Photo: 20th Century Fox
Life of Pi: Oscar-winner Ang Lee ("Brokeback Mountain") directs a daring 3D adaptation of Yann Martel's magical bestseller. It's the story of an Indian boy named Pi Patel (newcomer Suraj Sharma) shipwrecked on the Pacific Ocean en route to Canada with a tiger, an orangutan, a hyena, and a zebra. Irrfan Khan ("Slumdog Millionaire") plays the mature Pi.
The Weinstein CompanyDjango Unchained: Quentin Tarantino returns following his hyperbolic historical WWII action movie, "Inglourious Basterds," to mess about with Civil War America. Freed slave Django (Jamie Foxx) and bounty hunter Dr. King Schultz (Oscar-winner Christoph Waltz) confront white supremacists of various sadistic stripes (including Leonardo DiCaprio) to rescue Django's enslaved wife Broomhilda von Shaft (Kerry Washington). There will be blood — and blistering dialog.
Photo: Warner Bros
The Dark Knight Rises: Christopher Nolan delivers another sharply realized Batman saga with Christian Bale wearing the black inside and out as he protects Gotham from beefy bad guy Bane (Tom Hardy). This is the kind of big-budget, high-grossing movie that tends to get dissed by the Academy, despite the opportunity to give props to 10 movies, including those that were the most popular and represent excellence in studio filmmaking.
Photo: Summit Pictures
The Impossible: The antithesis of what you want on a family vacation: Couple Maria (Naomi Watts) and Henry (Ewan McGregor) head to Thailand for the Christmas holidays with the kids — in 2004. Relaxing at poolside morphs into confronting the giant tsunami and coping with a family splintered by natural disaster.

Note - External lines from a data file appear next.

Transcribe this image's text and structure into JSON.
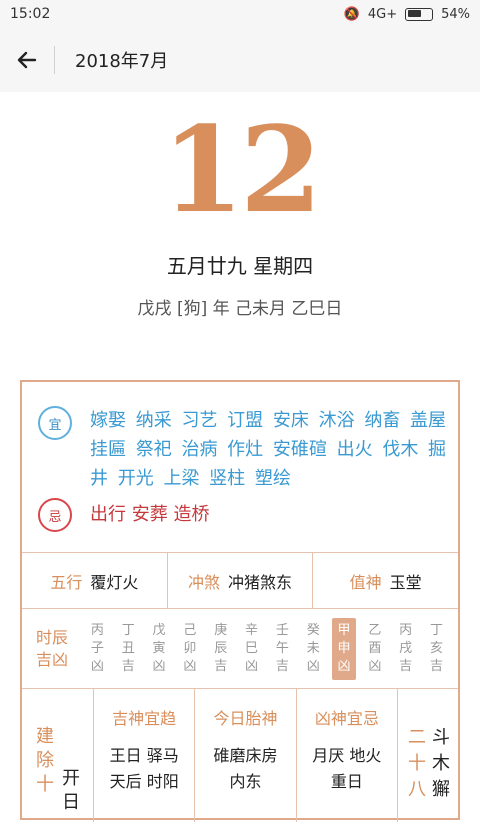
{
  "status": {
    "time": "15:02",
    "network": "4G+",
    "battery": "54%"
  },
  "header": {
    "title": "2018年7月"
  },
  "day": {
    "number": "12",
    "lunar_weekday": "五月廿九 星期四",
    "ganzhi": "戊戌 [狗] 年 己未月 乙巳日"
  },
  "yi": {
    "badge": "宜",
    "text": "嫁娶 纳采 习艺 订盟 安床 沐浴 纳畜 盖屋 挂匾 祭祀 治病 作灶 安碓碹 出火 伐木 掘井 开光 上梁 竖柱 塑绘"
  },
  "ji": {
    "badge": "忌",
    "text": "出行 安葬 造桥"
  },
  "info": {
    "wuxing_label": "五行",
    "wuxing_value": "覆灯火",
    "chongsha_label": "冲煞",
    "chongsha_value": "冲猪煞东",
    "zhishen_label": "值神",
    "zhishen_value": "玉堂"
  },
  "hours": {
    "label": "时辰吉凶",
    "items": [
      {
        "l1": "丙",
        "l2": "子",
        "l3": "凶"
      },
      {
        "l1": "丁",
        "l2": "丑",
        "l3": "吉"
      },
      {
        "l1": "戊",
        "l2": "寅",
        "l3": "凶"
      },
      {
        "l1": "己",
        "l2": "卯",
        "l3": "凶"
      },
      {
        "l1": "庚",
        "l2": "辰",
        "l3": "吉"
      },
      {
        "l1": "辛",
        "l2": "巳",
        "l3": "凶"
      },
      {
        "l1": "壬",
        "l2": "午",
        "l3": "吉"
      },
      {
        "l1": "癸",
        "l2": "未",
        "l3": "凶"
      },
      {
        "l1": "甲",
        "l2": "申",
        "l3": "凶"
      },
      {
        "l1": "乙",
        "l2": "酉",
        "l3": "凶"
      },
      {
        "l1": "丙",
        "l2": "戌",
        "l3": "吉"
      },
      {
        "l1": "丁",
        "l2": "亥",
        "l3": "吉"
      }
    ]
  },
  "bottom": {
    "jianchu": "建除十",
    "jianchu_value": "开日",
    "jishen_label": "吉神宜趋",
    "jishen_value": "王日 驿马 天后 时阳",
    "taishen_label": "今日胎神",
    "taishen_value": "碓磨床房 内东",
    "xiongshen_label": "凶神宜忌",
    "xiongshen_value": "月厌 地火 重日",
    "star_label": "二十八",
    "star_value": "斗木獬"
  },
  "colors": {
    "accent": "#d88f5c",
    "yi_blue": "#3a9ad1",
    "ji_red": "#c5383c"
  }
}
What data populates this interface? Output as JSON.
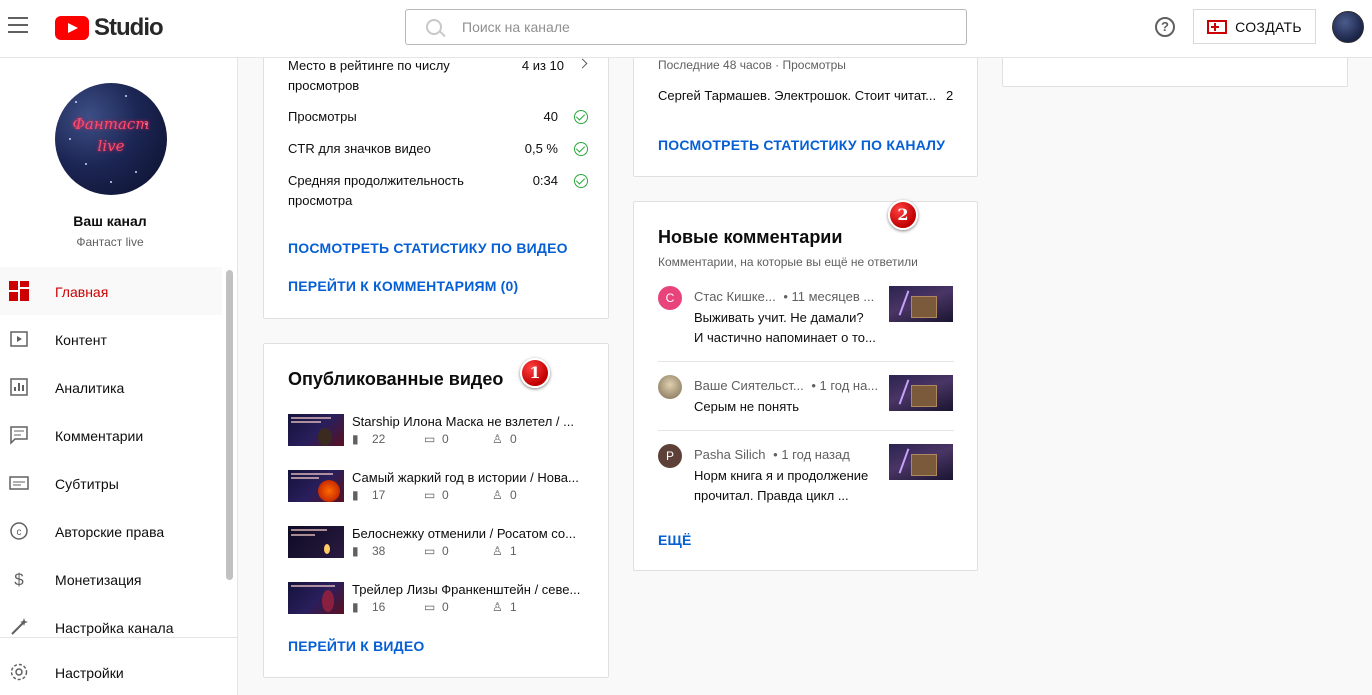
{
  "header": {
    "logo_text": "Studio",
    "search_placeholder": "Поиск на канале",
    "help_label": "?",
    "create_label": "СОЗДАТЬ"
  },
  "sidebar": {
    "channel_title": "Ваш канал",
    "channel_name": "Фантаст live",
    "channel_logo_text": "Фантаст live",
    "items": [
      {
        "label": "Главная",
        "icon": "dashboard-icon",
        "active": true
      },
      {
        "label": "Контент",
        "icon": "content-icon"
      },
      {
        "label": "Аналитика",
        "icon": "analytics-icon"
      },
      {
        "label": "Комментарии",
        "icon": "comments-icon"
      },
      {
        "label": "Субтитры",
        "icon": "subtitles-icon"
      },
      {
        "label": "Авторские права",
        "icon": "copyright-icon"
      },
      {
        "label": "Монетизация",
        "icon": "monetization-icon"
      },
      {
        "label": "Настройка канала",
        "icon": "customization-icon"
      }
    ],
    "settings_label": "Настройки"
  },
  "video_stats_card": {
    "rows": [
      {
        "label": "Место в рейтинге по числу просмотров",
        "label_line1": "Место в рейтинге по числу",
        "label_line2": "просмотров",
        "value": "4 из 10"
      },
      {
        "label": "Просмотры",
        "value": "40"
      },
      {
        "label": "CTR для значков видео",
        "value": "0,5 %"
      },
      {
        "label": "Средняя продолжительность просмотра",
        "label_line1": "Средняя продолжительность",
        "label_line2": "просмотра",
        "value": "0:34"
      }
    ],
    "link_stats": "ПОСМОТРЕТЬ СТАТИСТИКУ ПО ВИДЕО",
    "link_comments": "ПЕРЕЙТИ К КОММЕНТАРИЯМ (0)"
  },
  "published_card": {
    "title": "Опубликованные видео",
    "marker": "1",
    "videos": [
      {
        "title": "Starship Илона Маска не взлетел / ...",
        "views": "22",
        "comments": "0",
        "likes": "0"
      },
      {
        "title": "Самый жаркий год в истории / Нова...",
        "views": "17",
        "comments": "0",
        "likes": "0"
      },
      {
        "title": "Белоснежку отменили / Росатом со...",
        "views": "38",
        "comments": "0",
        "likes": "1"
      },
      {
        "title": "Трейлер Лизы Франкенштейн / севе...",
        "views": "16",
        "comments": "0",
        "likes": "1"
      }
    ],
    "link": "ПЕРЕЙТИ К ВИДЕО"
  },
  "channel_analytics_card": {
    "subtitle": "Последние 48 часов · Просмотры",
    "top_item": "Сергей Тармашев. Электрошок. Стоит читат...",
    "top_value": "2",
    "link": "ПОСМОТРЕТЬ СТАТИСТИКУ ПО КАНАЛУ"
  },
  "comments_card": {
    "title": "Новые комментарии",
    "subtitle": "Комментарии, на которые вы ещё не ответили",
    "marker": "2",
    "comments": [
      {
        "avatar_letter": "С",
        "avatar_color": "#e8437a",
        "author": "Стас Кишке...",
        "time": "• 11 месяцев ...",
        "line1": "Выживать учит. Не дамали?",
        "line2": "И частично напоминает о то..."
      },
      {
        "avatar_letter": "",
        "avatar_color": "#c9b48a",
        "author": "Ваше Сиятельст...",
        "time": "• 1 год на...",
        "line1": "Серым не понять",
        "line2": ""
      },
      {
        "avatar_letter": "P",
        "avatar_color": "#5d4037",
        "author": "Pasha Silich",
        "time": "• 1 год назад",
        "line1": "Норм книга я и продолжение",
        "line2": "прочитал. Правда цикл ..."
      }
    ],
    "link": "ЕЩЁ"
  },
  "colors": {
    "accent_red": "#cc0000",
    "link_blue": "#065fd4",
    "check_green": "#2ba640"
  }
}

Would it have been possible for them to go to Disneyworld like the rest of us?
Photo: Sony Pictures Classics
Rust and Bone: Oscar-winner Marion Cotillard stars as a restless whale wrangler at French Marineland. I'm not making this up. One day, the act goes awry, the Orca chomps her legs, and she faces a sobering future. When she meets a handsome boxer who doesn't flinch at her disability, her life gradually improves. It's not France's entry for best picture, but it plays well with audiences, and Cotillard, familiar with American audiences after "The Dark Knight Rises," nails the role.